[Start of section]

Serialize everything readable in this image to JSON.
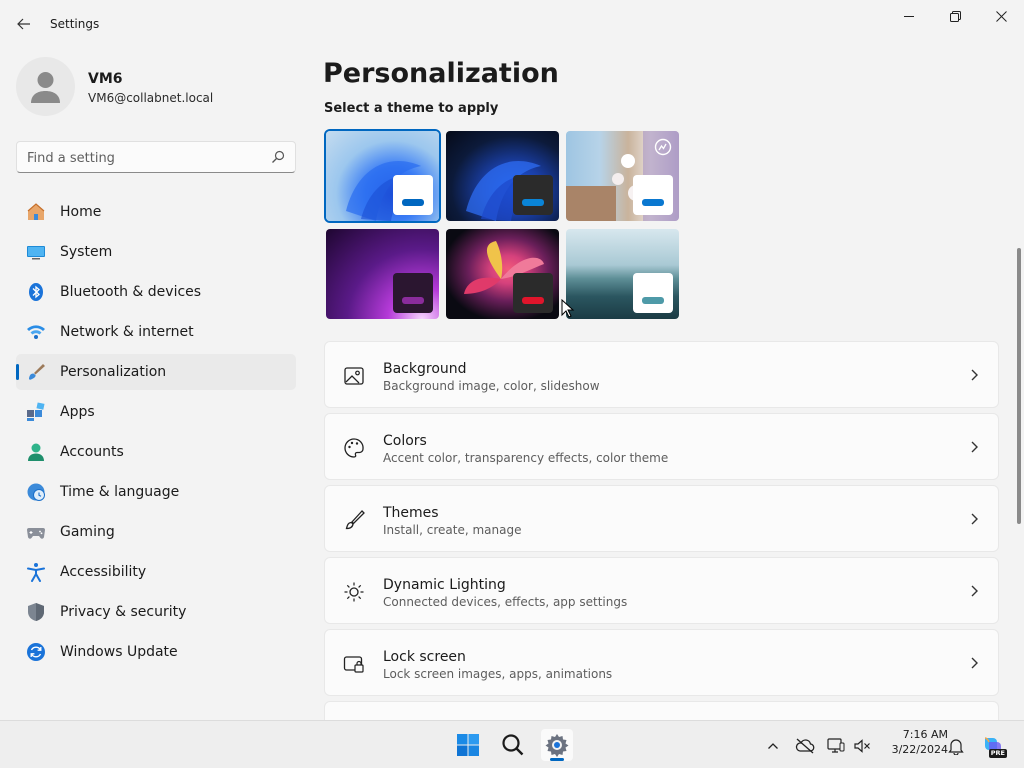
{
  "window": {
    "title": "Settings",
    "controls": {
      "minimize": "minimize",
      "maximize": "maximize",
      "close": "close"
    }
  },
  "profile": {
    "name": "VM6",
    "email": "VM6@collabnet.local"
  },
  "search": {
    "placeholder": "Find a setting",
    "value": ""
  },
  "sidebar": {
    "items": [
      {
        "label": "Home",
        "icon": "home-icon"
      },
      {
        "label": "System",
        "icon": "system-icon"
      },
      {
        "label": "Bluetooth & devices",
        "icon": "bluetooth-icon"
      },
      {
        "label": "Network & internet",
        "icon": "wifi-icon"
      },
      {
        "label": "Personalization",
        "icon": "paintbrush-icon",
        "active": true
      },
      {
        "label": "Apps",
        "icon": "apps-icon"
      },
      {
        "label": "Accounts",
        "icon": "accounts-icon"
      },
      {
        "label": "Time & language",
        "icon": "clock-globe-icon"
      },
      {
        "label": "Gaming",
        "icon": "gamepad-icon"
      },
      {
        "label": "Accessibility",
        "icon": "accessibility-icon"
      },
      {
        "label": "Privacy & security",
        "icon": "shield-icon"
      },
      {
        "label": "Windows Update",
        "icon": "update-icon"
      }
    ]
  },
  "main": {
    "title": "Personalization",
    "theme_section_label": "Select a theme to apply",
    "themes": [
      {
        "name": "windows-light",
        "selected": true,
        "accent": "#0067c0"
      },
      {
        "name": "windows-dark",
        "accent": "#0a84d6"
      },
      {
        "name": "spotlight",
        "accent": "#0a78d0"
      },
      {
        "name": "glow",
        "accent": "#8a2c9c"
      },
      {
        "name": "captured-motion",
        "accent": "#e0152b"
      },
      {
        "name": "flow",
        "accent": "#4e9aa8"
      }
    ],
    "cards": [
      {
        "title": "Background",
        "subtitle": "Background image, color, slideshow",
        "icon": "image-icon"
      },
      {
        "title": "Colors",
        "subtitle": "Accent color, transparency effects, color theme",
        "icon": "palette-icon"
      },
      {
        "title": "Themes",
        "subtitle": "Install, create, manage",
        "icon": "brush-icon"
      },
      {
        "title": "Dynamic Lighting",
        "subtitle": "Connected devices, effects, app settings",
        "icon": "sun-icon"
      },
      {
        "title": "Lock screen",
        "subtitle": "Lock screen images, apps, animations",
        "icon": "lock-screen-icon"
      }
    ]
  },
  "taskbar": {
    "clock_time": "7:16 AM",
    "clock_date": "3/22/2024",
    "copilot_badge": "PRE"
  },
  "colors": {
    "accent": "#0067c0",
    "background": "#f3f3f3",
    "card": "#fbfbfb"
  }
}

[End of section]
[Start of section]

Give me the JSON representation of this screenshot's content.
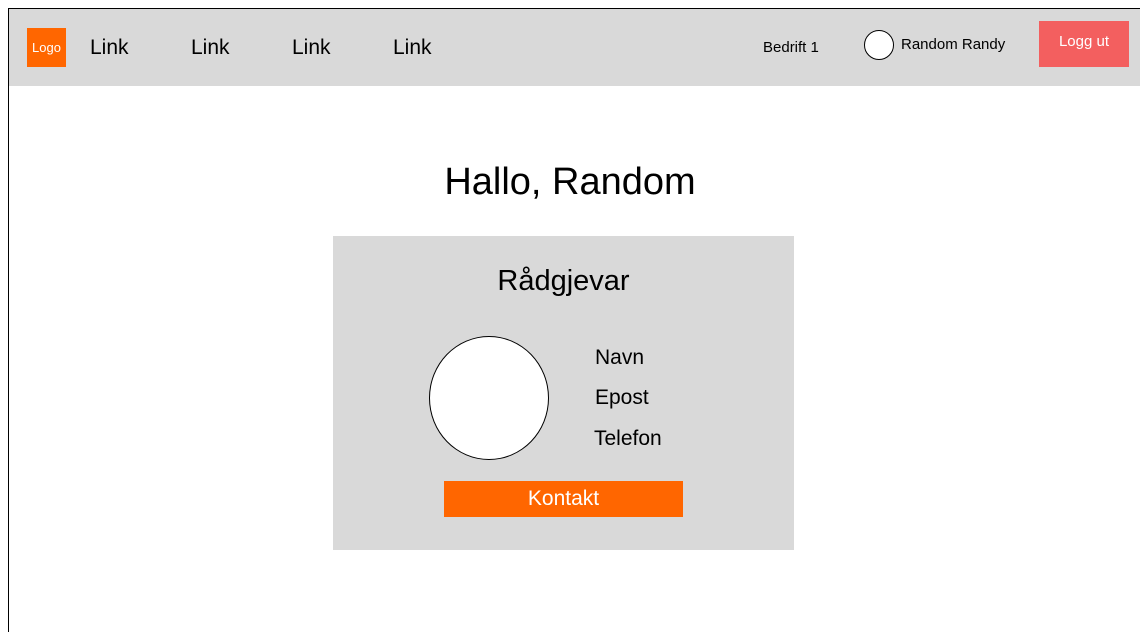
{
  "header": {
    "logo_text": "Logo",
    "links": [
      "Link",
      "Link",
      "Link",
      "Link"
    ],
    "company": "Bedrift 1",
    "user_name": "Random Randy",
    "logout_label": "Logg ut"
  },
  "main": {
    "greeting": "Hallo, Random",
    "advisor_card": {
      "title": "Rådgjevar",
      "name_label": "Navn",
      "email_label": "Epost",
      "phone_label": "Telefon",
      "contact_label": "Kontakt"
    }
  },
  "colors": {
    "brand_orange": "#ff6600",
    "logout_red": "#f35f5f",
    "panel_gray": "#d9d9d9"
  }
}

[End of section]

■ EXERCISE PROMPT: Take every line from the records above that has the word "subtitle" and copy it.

■ SOLUTION FOR THIS TASK:
        "subtitle": "Background image, color, slideshow",
        "subtitle": "Accent color, transparency effects, color theme",
        "subtitle": "Install, create, manage",
        "subtitle": "Connected devices, effects, app settings",
        "subtitle": "Lock screen images, apps, animations",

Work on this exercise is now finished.